# Assignment
The entries are to be repeated in full, without any change.

========================================

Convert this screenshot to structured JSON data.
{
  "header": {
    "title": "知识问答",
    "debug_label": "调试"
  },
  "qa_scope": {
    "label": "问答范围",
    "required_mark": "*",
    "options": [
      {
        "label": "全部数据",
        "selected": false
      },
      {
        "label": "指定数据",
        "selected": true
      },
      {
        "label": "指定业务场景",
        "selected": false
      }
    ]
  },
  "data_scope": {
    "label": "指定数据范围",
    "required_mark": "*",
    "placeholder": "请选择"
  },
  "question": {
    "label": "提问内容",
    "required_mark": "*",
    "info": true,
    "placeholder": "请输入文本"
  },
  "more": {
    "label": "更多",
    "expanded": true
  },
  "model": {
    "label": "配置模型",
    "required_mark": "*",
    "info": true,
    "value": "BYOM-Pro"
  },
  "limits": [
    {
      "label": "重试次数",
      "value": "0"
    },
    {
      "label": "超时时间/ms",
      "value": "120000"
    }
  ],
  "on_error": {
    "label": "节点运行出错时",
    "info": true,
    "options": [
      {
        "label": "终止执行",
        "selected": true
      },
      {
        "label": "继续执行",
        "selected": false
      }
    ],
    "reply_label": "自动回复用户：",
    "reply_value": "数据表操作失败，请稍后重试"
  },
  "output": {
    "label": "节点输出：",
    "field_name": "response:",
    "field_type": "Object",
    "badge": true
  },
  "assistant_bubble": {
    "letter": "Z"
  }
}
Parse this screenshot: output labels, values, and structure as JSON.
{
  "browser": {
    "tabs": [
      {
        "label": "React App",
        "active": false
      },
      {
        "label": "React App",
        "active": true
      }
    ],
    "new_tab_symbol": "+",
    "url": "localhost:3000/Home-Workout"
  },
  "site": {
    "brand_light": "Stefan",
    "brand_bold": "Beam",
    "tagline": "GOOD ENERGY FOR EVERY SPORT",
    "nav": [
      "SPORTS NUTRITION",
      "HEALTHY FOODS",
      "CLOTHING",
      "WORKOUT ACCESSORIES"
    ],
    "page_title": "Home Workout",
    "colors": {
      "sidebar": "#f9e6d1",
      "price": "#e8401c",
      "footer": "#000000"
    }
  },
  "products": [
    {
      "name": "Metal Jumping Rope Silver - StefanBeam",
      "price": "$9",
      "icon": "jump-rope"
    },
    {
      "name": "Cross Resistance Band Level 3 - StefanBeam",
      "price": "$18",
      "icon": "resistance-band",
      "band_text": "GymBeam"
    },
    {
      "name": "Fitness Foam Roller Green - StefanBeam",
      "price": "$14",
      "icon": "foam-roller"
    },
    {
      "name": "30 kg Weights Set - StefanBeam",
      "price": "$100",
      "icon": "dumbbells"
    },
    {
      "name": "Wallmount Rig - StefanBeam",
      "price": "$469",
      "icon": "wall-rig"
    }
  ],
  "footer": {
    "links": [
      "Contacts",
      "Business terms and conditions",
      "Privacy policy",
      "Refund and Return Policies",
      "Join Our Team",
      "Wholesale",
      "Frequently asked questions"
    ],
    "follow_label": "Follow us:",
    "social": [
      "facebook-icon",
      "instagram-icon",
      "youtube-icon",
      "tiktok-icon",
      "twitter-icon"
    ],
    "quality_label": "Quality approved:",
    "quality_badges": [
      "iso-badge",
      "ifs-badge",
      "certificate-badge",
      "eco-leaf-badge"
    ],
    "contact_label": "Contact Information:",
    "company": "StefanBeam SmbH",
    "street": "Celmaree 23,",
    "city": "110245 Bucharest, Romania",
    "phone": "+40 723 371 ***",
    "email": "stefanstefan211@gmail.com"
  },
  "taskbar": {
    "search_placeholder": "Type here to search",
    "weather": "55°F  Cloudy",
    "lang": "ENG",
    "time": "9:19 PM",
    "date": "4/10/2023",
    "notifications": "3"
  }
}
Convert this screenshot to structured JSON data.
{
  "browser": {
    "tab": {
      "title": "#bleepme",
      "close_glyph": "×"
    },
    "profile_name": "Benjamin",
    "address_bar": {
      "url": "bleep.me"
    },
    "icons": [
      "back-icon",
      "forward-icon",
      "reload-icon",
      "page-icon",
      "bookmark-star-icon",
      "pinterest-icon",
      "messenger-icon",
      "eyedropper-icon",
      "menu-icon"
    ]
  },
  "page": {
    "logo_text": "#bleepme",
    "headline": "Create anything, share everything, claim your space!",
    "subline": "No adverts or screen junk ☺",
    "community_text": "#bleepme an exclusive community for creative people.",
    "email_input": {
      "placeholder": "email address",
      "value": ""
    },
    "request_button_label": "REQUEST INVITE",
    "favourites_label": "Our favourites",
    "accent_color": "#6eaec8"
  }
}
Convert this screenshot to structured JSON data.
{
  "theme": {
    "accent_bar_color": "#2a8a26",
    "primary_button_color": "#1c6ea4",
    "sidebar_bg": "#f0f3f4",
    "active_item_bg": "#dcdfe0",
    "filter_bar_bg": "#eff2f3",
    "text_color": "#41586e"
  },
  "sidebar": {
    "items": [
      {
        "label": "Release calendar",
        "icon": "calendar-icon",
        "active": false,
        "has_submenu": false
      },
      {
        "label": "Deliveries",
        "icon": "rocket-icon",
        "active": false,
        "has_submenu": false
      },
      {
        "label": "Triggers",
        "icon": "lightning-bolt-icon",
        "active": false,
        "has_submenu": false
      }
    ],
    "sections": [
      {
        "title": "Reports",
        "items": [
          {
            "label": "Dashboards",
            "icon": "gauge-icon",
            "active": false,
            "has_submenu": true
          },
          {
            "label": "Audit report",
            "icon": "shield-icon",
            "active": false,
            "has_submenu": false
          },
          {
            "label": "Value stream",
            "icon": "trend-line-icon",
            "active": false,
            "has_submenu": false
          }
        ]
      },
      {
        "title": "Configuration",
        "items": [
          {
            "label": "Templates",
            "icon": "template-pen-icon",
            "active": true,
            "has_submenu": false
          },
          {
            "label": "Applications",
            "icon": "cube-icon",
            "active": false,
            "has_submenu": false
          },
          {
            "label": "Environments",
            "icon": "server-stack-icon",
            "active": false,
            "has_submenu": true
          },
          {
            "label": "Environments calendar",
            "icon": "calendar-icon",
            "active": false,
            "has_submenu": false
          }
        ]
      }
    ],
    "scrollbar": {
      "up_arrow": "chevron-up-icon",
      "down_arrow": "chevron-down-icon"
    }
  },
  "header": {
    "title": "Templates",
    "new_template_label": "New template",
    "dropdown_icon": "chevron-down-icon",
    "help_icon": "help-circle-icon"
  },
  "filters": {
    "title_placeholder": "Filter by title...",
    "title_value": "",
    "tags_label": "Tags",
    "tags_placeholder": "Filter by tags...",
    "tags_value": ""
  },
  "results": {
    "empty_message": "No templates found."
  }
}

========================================

# Answer to the exercise
Convert this screenshot to structured JSON data.
{
  "header": {
    "title": "知识问答",
    "debug_label": "调试"
  },
  "qa_scope": {
    "label": "问答范围",
    "required_mark": "*",
    "options": [
      {
        "label": "全部数据",
        "selected": false
      },
      {
        "label": "指定数据",
        "selected": true
      },
      {
        "label": "指定业务场景",
        "selected": false
      }
    ]
  },
  "data_scope": {
    "label": "指定数据范围",
    "required_mark": "*",
    "placeholder": "请选择"
  },
  "question": {
    "label": "提问内容",
    "required_mark": "*",
    "info": true,
    "placeholder": "请输入文本"
  },
  "more": {
    "label": "更多",
    "expanded": true
  },
  "model": {
    "label": "配置模型",
    "required_mark": "*",
    "info": true,
    "value": "BYOM-Pro"
  },
  "limits": [
    {
      "label": "重试次数",
      "value": "0"
    },
    {
      "label": "超时时间/ms",
      "value": "120000"
    }
  ],
  "on_error": {
    "label": "节点运行出错时",
    "info": true,
    "options": [
      {
        "label": "终止执行",
        "selected": true
      },
      {
        "label": "继续执行",
        "selected": false
      }
    ],
    "reply_label": "自动回复用户：",
    "reply_value": "数据表操作失败，请稍后重试"
  },
  "output": {
    "label": "节点输出：",
    "field_name": "response:",
    "field_type": "Object",
    "badge": true
  },
  "assistant_bubble": {
    "letter": "Z"
  }
}
Parse this screenshot: output labels, values, and structure as JSON.
{
  "browser": {
    "tabs": [
      {
        "label": "React App",
        "active": false
      },
      {
        "label": "React App",
        "active": true
      }
    ],
    "new_tab_symbol": "+",
    "url": "localhost:3000/Home-Workout"
  },
  "site": {
    "brand_light": "Stefan",
    "brand_bold": "Beam",
    "tagline": "GOOD ENERGY FOR EVERY SPORT",
    "nav": [
      "SPORTS NUTRITION",
      "HEALTHY FOODS",
      "CLOTHING",
      "WORKOUT ACCESSORIES"
    ],
    "page_title": "Home Workout",
    "colors": {
      "sidebar": "#f9e6d1",
      "price": "#e8401c",
      "footer": "#000000"
    }
  },
  "products": [
    {
      "name": "Metal Jumping Rope Silver - StefanBeam",
      "price": "$9",
      "icon": "jump-rope"
    },
    {
      "name": "Cross Resistance Band Level 3 - StefanBeam",
      "price": "$18",
      "icon": "resistance-band",
      "band_text": "GymBeam"
    },
    {
      "name": "Fitness Foam Roller Green - StefanBeam",
      "price": "$14",
      "icon": "foam-roller"
    },
    {
      "name": "30 kg Weights Set - StefanBeam",
      "price": "$100",
      "icon": "dumbbells"
    },
    {
      "name": "Wallmount Rig - StefanBeam",
      "price": "$469",
      "icon": "wall-rig"
    }
  ],
  "footer": {
    "links": [
      "Contacts",
      "Business terms and conditions",
      "Privacy policy",
      "Refund and Return Policies",
      "Join Our Team",
      "Wholesale",
      "Frequently asked questions"
    ],
    "follow_label": "Follow us:",
    "social": [
      "facebook-icon",
      "instagram-icon",
      "youtube-icon",
      "tiktok-icon",
      "twitter-icon"
    ],
    "quality_label": "Quality approved:",
    "quality_badges": [
      "iso-badge",
      "ifs-badge",
      "certificate-badge",
      "eco-leaf-badge"
    ],
    "contact_label": "Contact Information:",
    "company": "StefanBeam SmbH",
    "street": "Celmaree 23,",
    "city": "110245 Bucharest, Romania",
    "phone": "+40 723 371 ***",
    "email": "stefanstefan211@gmail.com"
  },
  "taskbar": {
    "search_placeholder": "Type here to search",
    "weather": "55°F  Cloudy",
    "lang": "ENG",
    "time": "9:19 PM",
    "date": "4/10/2023",
    "notifications": "3"
  }
}
Convert this screenshot to structured JSON data.
{
  "browser": {
    "tab": {
      "title": "#bleepme",
      "close_glyph": "×"
    },
    "profile_name": "Benjamin",
    "address_bar": {
      "url": "bleep.me"
    },
    "icons": [
      "back-icon",
      "forward-icon",
      "reload-icon",
      "page-icon",
      "bookmark-star-icon",
      "pinterest-icon",
      "messenger-icon",
      "eyedropper-icon",
      "menu-icon"
    ]
  },
  "page": {
    "logo_text": "#bleepme",
    "headline": "Create anything, share everything, claim your space!",
    "subline": "No adverts or screen junk ☺",
    "community_text": "#bleepme an exclusive community for creative people.",
    "email_input": {
      "placeholder": "email address",
      "value": ""
    },
    "request_button_label": "REQUEST INVITE",
    "favourites_label": "Our favourites",
    "accent_color": "#6eaec8"
  }
}
Convert this screenshot to structured JSON data.
{
  "theme": {
    "accent_bar_color": "#2a8a26",
    "primary_button_color": "#1c6ea4",
    "sidebar_bg": "#f0f3f4",
    "active_item_bg": "#dcdfe0",
    "filter_bar_bg": "#eff2f3",
    "text_color": "#41586e"
  },
  "sidebar": {
    "items": [
      {
        "label": "Release calendar",
        "icon": "calendar-icon",
        "active": false,
        "has_submenu": false
      },
      {
        "label": "Deliveries",
        "icon": "rocket-icon",
        "active": false,
        "has_submenu": false
      },
      {
        "label": "Triggers",
        "icon": "lightning-bolt-icon",
        "active": false,
        "has_submenu": false
      }
    ],
    "sections": [
      {
        "title": "Reports",
        "items": [
          {
            "label": "Dashboards",
            "icon": "gauge-icon",
            "active": false,
            "has_submenu": true
          },
          {
            "label": "Audit report",
            "icon": "shield-icon",
            "active": false,
            "has_submenu": false
          },
          {
            "label": "Value stream",
            "icon": "trend-line-icon",
            "active": false,
            "has_submenu": false
          }
        ]
      },
      {
        "title": "Configuration",
        "items": [
          {
            "label": "Templates",
            "icon": "template-pen-icon",
            "active": true,
            "has_submenu": false
          },
          {
            "label": "Applications",
            "icon": "cube-icon",
            "active": false,
            "has_submenu": false
          },
          {
            "label": "Environments",
            "icon": "server-stack-icon",
            "active": false,
            "has_submenu": true
          },
          {
            "label": "Environments calendar",
            "icon": "calendar-icon",
            "active": false,
            "has_submenu": false
          }
        ]
      }
    ],
    "scrollbar": {
      "up_arrow": "chevron-up-icon",
      "down_arrow": "chevron-down-icon"
    }
  },
  "header": {
    "title": "Templates",
    "new_template_label": "New template",
    "dropdown_icon": "chevron-down-icon",
    "help_icon": "help-circle-icon"
  },
  "filters": {
    "title_placeholder": "Filter by title...",
    "title_value": "",
    "tags_label": "Tags",
    "tags_placeholder": "Filter by tags...",
    "tags_value": ""
  },
  "results": {
    "empty_message": "No templates found."
  }
}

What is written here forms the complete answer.